- PROVIDED INFORMATION -
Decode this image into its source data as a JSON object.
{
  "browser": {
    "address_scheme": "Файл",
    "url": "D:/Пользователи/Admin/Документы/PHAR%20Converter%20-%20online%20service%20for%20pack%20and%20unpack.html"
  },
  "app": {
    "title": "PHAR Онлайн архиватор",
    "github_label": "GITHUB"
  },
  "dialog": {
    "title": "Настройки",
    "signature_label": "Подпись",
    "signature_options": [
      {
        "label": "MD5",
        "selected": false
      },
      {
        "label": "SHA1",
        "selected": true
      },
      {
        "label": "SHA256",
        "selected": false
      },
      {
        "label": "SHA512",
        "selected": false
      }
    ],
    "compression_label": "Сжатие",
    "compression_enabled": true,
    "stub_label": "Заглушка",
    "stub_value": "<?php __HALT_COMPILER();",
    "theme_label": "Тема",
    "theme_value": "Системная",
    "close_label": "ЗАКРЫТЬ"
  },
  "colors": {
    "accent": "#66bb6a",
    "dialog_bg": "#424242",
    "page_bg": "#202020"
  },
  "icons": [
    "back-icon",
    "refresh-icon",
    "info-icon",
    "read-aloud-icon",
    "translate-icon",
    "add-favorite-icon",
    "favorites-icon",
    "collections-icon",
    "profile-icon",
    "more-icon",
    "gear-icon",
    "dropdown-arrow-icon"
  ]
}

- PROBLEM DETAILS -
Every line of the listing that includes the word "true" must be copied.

- WRITTEN SOLUTION -
        "selected": true
    "compression_enabled": true,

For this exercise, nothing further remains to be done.